"Proposed Regs on Gain Recognition Agreements Are More Sensible, Practitioners Say"Tax Analysts
Layla Asali comments on the new proposed regulations on the consequences for taxpayers that fail to timely file gain recognition agreements (GRAs). The proposed regulations state that a U.S. transferor who fails to timely file an initial GRA must demonstrate only that the failure was not willful to avoid recognizing gain on the transaction. This is a change from the current guidance, under which the taxpayer must establish reasonable cause for its failure to file.
Asali said that in some contexts, the IRS has interpreted "reasonable cause" strictly. If a sophisticated taxpayer inadvertently failed a reporting obligation, it was unclear if it would be able to demonstrate that it had reasonable cause, she said, adding that the new reg package "obviates all that." Because it is easier for taxpayers to prove that they did not act willfully, the proposed regs should help taxpayers making good-faith efforts to comply with the rules, Asali said.
The proposed regulations also clarify when an initial GRA is considered timely filed and what gives rise to a failure to comply "in any material respect," stating that an initial GRA is timely filed only if all information that is required to be filed as part of the GRA is timely filed and materially complete.
Asali said that a failure to report all relevant information is more common for taxpayers than failing to file at all. In recent years, IRS officials have made clear that they are not satisfied with the level of reporting that taxpayers have done on their GRAs, so the regulations should not come as a surprise, she said.
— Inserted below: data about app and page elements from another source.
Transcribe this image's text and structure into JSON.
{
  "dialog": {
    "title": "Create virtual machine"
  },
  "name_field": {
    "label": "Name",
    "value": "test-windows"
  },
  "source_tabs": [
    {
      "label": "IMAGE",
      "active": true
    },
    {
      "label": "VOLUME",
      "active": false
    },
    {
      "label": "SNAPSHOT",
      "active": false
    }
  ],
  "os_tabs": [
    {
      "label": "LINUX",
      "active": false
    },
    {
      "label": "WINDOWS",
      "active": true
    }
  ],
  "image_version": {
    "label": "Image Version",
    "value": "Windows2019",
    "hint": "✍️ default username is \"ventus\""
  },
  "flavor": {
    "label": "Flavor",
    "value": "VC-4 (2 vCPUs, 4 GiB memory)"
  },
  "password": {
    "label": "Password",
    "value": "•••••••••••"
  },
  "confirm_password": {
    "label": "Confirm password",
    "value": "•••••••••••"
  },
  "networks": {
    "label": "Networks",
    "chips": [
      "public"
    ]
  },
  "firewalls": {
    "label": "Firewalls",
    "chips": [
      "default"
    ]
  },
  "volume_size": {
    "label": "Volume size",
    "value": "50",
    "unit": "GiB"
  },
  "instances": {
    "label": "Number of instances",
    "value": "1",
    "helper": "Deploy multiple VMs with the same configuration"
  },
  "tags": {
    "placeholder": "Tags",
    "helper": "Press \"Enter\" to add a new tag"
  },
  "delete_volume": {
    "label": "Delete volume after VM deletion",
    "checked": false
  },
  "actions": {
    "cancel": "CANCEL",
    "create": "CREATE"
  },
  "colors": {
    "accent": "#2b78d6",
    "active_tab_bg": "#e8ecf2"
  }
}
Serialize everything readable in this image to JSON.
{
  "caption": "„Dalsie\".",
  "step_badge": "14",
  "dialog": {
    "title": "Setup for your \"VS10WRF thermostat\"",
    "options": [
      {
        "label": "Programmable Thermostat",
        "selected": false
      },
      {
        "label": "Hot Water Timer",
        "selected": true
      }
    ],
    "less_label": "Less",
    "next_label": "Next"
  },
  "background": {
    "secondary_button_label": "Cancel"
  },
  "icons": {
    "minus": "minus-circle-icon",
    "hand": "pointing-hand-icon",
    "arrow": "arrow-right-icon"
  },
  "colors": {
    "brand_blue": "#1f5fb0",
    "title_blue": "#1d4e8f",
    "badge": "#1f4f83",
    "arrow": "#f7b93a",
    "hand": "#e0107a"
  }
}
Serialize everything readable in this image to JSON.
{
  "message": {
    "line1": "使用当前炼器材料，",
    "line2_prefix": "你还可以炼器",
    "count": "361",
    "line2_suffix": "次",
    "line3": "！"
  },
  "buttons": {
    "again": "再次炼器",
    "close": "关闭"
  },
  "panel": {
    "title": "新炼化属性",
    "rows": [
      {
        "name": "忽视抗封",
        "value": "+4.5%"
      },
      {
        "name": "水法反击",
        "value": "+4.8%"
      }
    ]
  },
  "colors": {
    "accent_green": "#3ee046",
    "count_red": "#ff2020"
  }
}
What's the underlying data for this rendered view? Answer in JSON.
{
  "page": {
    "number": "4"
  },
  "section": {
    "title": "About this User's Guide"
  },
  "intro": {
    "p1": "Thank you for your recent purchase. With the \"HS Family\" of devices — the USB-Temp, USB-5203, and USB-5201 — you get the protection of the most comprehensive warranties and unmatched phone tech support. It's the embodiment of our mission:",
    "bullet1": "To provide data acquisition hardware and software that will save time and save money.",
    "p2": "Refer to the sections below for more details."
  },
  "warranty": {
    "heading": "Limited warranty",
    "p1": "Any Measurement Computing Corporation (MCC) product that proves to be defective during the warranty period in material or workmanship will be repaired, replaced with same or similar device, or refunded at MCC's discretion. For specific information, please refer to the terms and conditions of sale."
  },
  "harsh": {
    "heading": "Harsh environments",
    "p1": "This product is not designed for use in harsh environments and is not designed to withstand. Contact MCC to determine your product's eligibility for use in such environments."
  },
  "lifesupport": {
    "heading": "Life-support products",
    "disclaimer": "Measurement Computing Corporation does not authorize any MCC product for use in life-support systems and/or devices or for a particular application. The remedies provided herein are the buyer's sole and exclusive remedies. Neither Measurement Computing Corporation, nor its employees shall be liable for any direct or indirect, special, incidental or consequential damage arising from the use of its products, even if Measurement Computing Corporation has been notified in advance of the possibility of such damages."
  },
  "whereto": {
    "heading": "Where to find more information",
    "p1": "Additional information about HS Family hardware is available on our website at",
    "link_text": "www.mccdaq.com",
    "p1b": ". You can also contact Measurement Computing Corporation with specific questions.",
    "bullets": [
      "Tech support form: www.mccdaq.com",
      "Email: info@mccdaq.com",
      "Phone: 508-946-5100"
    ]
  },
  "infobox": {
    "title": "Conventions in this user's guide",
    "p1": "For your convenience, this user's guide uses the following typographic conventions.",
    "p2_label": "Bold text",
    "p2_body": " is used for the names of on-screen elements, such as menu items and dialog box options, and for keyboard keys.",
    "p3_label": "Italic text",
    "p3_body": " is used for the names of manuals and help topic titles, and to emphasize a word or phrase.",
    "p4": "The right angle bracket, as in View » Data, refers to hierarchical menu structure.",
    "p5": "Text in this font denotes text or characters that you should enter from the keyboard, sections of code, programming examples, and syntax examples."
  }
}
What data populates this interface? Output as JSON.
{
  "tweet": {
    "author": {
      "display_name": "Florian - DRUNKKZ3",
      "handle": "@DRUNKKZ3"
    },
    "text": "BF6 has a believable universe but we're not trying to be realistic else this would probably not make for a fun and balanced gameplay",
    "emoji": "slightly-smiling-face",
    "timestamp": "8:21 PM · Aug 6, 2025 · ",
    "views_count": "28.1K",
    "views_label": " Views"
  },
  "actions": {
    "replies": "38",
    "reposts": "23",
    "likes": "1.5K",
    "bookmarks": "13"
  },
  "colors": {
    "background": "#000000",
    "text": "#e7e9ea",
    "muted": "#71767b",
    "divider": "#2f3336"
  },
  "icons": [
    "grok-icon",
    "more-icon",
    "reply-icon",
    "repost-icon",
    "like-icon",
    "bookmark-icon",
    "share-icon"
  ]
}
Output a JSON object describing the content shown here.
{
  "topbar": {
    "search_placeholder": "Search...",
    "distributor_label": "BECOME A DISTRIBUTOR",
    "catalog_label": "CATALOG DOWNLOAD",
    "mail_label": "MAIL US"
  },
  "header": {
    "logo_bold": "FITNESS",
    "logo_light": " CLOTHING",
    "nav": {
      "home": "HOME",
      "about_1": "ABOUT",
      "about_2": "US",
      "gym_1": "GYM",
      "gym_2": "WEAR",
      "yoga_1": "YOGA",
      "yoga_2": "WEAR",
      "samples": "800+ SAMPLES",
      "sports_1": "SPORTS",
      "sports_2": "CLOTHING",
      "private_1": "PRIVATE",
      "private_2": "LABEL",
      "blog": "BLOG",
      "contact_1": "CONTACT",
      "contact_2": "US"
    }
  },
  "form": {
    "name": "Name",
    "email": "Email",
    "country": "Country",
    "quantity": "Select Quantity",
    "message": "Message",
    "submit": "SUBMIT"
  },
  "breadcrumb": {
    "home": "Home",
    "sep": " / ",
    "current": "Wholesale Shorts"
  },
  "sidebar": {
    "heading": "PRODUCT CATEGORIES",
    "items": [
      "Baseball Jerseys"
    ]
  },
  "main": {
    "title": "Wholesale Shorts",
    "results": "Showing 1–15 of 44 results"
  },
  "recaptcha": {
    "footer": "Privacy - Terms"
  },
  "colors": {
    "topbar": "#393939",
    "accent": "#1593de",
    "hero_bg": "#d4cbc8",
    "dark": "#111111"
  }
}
Asali added that while some companies will not find compliance under the standards in the proposed regs challenging, others may have more difficulty determining accurate fair market values and compiling the required historical basis information.